“This type of activity was reported in the country for the first time. If it existed before, it was nothing important enough to be noticed,” Thiago Moreira de Souza Rodrigues, from the Strategic Defense and Security Studies Postgraduate program at the Fluminense Federal University, told Diálogo. However, militias in Rio de Janeiro, which have a larger criminal portfolio, Rodrigues pointed out, do carry out the practice to some extent.
“It’s likely due to competition. The increase in areas of coverage plus the militias’ diversification of activities in Rio de Janeiro have reduced the space in which the more traditional narcotrafficking groups operate,” Rodrigues added. “What transpires at first glance is that the increase in competition creates the need for diversification.”
The Colombian criminals, who were arrested in the act in the city of Niterói, in the metropolitan area of Rio de Janeiro, will be charged with criminal association and usury, the illegal practice of lending money at unreasonably high interests rates.
“They are Colombians who carried out illicit activities in Colombia, linked to cartels, according to the information we have. So, the money with which they start the [illegal] activity here in Brazil has as a possible origin the narcotrafficking activities of Colombian cartels, which is what we want to confirm. They introduced this practice in Brazil with the largest criminal organization. Their targets are essentially retailers, small businessmen,” Deputy Rodrigo Coelho, from the Brazilian Federal Police Counternarcotics Department, said.
According to the Civil Police, investigations indicated that the group had signed an agreement with the Red Command, one of Brazil’s main criminal groups. During the operation, investigators seized several cell phones, nearly $10,000 in cash, computers, and a hard drive with spreadsheets detailing information concerning the distribution and collection of money.
The police also received information that part of the gang has been based in the communities of Rocinha, and Jacarezinho, in the southern and northern zones of Rio de Janeiro respectively. Documents seized during the arrests revealed that the group charged victims a 44 percent interest rate per month, representing nearly $40,000 in monthly revenue.
“We are in contact with Colombian authorities to find out the criminal history of those arrested. We have information that they have a cell in São Paulo, and we believe that there are groups operating throughout the country,” Deputy Coelho said.

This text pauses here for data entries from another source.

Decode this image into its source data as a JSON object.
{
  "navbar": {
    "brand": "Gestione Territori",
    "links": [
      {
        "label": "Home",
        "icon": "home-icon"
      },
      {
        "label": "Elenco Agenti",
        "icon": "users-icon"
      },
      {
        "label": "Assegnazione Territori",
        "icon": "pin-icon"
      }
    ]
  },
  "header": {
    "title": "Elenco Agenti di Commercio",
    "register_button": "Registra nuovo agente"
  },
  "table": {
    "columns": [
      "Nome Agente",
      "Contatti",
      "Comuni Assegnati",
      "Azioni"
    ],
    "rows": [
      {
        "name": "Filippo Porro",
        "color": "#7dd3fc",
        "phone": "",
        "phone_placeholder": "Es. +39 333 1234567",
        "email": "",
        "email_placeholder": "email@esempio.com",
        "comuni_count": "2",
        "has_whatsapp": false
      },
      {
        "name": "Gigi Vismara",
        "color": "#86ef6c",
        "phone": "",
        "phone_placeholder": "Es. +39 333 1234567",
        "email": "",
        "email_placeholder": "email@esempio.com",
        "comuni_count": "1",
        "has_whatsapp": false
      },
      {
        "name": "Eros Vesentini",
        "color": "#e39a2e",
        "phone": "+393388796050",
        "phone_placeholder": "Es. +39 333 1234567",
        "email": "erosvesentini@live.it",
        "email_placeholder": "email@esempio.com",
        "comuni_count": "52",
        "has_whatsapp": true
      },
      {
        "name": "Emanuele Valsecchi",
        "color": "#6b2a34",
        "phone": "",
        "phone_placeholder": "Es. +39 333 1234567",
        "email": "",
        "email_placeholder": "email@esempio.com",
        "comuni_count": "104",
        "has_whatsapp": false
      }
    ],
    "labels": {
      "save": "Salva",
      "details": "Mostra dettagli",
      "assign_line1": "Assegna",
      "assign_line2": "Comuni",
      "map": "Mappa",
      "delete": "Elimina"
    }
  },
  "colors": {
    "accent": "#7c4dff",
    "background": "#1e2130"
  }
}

The Civil Police says that the prisoners will be held liable for their crime in Brazil. For Rodrigues, extradition is a possibility. “That’s what has been happening with traffickers arrested and prosecuted in Brazil; usually they also have proceedings in absentia in Colombia,” the researcher concluded.